** Opening Exercise data block **

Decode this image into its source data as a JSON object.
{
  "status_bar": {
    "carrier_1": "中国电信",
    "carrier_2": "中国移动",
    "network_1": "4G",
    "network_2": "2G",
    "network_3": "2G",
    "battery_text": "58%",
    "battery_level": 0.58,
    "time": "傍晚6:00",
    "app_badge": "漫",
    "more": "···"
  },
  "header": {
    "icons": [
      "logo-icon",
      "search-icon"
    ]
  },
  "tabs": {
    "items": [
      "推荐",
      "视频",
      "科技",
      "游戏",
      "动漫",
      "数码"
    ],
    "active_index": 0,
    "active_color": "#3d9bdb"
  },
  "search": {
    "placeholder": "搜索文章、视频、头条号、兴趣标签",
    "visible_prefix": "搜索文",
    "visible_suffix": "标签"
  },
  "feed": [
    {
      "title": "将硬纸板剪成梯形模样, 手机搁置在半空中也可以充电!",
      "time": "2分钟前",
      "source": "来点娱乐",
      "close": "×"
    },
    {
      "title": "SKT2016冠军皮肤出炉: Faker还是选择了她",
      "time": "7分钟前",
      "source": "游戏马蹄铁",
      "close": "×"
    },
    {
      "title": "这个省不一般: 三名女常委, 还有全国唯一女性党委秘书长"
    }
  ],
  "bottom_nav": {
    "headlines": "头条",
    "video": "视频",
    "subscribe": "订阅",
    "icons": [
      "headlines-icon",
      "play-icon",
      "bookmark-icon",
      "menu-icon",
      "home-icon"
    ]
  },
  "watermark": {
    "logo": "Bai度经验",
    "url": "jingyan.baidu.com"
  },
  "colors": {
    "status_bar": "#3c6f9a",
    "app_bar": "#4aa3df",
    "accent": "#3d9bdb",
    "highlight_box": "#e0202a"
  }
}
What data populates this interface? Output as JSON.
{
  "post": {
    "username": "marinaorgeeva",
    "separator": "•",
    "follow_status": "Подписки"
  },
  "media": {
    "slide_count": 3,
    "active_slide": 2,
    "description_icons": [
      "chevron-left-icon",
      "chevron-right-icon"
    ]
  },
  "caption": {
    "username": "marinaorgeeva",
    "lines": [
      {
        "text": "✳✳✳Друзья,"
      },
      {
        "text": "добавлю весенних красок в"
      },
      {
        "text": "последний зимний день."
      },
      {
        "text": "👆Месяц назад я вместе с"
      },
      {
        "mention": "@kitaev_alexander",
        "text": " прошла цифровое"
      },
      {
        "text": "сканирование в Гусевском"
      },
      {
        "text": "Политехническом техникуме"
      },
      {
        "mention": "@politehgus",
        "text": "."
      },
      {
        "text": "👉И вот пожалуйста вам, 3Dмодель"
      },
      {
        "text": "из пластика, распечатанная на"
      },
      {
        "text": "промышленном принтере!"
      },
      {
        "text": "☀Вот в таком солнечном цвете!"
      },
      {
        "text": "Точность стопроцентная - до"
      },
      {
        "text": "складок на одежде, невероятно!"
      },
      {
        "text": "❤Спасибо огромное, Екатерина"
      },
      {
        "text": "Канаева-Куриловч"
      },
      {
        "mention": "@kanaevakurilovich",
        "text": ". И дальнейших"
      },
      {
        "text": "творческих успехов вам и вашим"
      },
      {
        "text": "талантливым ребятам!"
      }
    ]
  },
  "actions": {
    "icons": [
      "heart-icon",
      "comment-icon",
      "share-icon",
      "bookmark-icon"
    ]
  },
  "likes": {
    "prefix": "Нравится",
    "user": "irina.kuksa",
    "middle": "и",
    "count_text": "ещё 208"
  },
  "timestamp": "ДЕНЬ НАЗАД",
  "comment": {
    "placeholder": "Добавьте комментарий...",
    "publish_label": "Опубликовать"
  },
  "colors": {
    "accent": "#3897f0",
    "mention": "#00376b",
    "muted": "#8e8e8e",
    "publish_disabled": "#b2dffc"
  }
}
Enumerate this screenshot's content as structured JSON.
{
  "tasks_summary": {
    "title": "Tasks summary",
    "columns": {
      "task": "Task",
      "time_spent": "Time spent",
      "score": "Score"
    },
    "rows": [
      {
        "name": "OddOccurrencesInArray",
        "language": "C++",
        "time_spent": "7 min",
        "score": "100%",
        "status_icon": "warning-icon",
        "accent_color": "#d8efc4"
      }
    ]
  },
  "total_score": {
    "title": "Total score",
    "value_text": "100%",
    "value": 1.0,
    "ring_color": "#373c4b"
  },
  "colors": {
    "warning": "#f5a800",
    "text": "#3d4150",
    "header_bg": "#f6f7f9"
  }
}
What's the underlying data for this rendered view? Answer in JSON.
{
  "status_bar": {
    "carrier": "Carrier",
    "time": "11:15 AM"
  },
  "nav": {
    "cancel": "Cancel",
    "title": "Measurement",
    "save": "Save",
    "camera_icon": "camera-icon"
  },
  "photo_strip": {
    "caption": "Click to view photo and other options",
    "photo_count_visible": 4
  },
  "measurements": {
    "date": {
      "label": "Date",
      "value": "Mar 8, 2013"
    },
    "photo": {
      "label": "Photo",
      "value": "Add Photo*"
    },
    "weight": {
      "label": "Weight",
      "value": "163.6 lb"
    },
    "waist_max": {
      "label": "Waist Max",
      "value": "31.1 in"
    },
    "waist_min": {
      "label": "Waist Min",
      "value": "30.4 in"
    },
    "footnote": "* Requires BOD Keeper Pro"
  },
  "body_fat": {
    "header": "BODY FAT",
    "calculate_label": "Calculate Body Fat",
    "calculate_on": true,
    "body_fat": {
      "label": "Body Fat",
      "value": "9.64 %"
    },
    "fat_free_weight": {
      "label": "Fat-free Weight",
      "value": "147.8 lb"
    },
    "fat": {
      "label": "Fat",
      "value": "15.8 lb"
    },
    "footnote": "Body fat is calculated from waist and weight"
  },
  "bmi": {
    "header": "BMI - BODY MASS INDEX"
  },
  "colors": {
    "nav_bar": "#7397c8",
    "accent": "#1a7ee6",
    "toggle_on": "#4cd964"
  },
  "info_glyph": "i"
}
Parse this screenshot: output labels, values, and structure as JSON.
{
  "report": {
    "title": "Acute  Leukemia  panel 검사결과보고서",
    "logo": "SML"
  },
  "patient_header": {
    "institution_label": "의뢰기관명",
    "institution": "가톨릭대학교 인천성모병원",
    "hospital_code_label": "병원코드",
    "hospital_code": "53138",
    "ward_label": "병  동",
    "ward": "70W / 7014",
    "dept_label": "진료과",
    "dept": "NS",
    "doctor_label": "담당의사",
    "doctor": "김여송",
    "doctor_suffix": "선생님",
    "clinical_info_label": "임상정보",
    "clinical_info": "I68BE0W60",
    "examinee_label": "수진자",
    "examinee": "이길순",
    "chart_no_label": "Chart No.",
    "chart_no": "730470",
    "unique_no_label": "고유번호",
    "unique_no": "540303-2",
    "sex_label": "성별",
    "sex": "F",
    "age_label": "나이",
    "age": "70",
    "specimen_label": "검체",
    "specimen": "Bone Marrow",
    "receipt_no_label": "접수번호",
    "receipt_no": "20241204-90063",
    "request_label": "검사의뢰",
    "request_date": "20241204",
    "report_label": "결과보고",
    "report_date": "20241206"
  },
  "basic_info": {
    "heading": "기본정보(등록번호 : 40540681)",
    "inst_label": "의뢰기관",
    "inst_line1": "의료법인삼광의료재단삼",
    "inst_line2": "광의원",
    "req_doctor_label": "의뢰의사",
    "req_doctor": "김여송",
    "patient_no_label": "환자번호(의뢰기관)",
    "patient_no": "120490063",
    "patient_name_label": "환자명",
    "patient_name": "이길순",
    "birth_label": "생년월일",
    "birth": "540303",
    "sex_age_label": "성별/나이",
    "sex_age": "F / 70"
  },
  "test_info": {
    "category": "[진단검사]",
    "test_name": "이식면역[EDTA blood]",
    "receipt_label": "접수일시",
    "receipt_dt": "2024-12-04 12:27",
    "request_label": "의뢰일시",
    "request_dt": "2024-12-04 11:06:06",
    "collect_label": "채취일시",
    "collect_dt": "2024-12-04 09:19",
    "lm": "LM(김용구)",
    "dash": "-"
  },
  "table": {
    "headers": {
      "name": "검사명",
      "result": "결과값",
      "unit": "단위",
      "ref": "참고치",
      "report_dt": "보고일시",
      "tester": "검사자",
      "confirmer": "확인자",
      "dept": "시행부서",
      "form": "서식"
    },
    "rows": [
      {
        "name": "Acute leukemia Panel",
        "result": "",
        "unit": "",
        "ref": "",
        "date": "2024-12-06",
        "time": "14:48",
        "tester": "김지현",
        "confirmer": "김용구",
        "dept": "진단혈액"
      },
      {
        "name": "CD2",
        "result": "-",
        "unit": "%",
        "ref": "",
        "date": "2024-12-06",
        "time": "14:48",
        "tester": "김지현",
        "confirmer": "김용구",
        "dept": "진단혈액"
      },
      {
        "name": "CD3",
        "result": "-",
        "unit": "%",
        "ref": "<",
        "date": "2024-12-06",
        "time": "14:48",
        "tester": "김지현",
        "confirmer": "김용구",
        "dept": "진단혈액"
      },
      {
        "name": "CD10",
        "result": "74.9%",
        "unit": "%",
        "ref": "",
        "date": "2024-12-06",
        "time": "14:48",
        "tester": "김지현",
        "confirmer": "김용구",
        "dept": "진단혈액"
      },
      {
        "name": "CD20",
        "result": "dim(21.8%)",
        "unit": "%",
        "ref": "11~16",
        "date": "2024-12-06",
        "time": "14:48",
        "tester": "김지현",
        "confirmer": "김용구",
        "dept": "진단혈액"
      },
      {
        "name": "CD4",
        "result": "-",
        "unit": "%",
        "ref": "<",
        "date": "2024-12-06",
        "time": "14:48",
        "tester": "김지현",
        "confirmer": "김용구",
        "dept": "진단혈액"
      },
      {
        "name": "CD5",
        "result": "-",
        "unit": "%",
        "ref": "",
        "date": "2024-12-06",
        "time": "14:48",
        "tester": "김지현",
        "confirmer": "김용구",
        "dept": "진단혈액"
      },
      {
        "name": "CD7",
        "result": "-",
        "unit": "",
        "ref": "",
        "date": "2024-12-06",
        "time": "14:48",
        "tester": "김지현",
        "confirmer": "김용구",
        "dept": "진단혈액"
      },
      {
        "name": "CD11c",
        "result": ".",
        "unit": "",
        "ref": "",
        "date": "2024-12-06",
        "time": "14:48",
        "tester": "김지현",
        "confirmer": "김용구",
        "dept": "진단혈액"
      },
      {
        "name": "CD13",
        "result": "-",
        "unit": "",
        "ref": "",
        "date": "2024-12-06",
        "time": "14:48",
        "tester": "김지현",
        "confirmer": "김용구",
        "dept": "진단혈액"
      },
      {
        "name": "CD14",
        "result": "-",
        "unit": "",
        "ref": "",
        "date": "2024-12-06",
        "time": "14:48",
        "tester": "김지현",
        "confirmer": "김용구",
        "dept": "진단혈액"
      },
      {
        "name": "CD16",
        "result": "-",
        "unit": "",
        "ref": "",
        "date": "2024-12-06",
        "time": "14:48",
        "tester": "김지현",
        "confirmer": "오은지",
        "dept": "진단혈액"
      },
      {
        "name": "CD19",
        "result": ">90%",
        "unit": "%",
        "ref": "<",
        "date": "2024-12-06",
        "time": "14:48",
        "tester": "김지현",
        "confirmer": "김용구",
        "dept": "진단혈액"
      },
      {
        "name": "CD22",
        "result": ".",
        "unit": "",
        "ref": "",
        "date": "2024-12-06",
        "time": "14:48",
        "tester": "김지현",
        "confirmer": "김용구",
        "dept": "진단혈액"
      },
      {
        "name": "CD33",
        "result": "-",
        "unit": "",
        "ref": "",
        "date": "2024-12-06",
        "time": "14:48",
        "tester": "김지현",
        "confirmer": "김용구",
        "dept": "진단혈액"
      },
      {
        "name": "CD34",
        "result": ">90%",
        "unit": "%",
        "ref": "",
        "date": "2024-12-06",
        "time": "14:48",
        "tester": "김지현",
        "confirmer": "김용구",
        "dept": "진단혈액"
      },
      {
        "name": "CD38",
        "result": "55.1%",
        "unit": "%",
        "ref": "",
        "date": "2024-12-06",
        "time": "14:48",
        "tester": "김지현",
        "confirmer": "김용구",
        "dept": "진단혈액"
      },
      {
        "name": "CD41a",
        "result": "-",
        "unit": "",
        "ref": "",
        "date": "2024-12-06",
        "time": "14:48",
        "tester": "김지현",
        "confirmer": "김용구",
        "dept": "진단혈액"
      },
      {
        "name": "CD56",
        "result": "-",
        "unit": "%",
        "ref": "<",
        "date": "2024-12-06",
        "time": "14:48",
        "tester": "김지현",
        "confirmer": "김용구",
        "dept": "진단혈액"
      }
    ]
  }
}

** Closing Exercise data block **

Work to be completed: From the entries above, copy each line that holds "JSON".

Reply:
Decode this image into its source data as a JSON object.
What data populates this interface? Output as JSON.
Enumerate this screenshot's content as structured JSON.
What's the underlying data for this rendered view? Answer in JSON.
Parse this screenshot: output labels, values, and structure as JSON.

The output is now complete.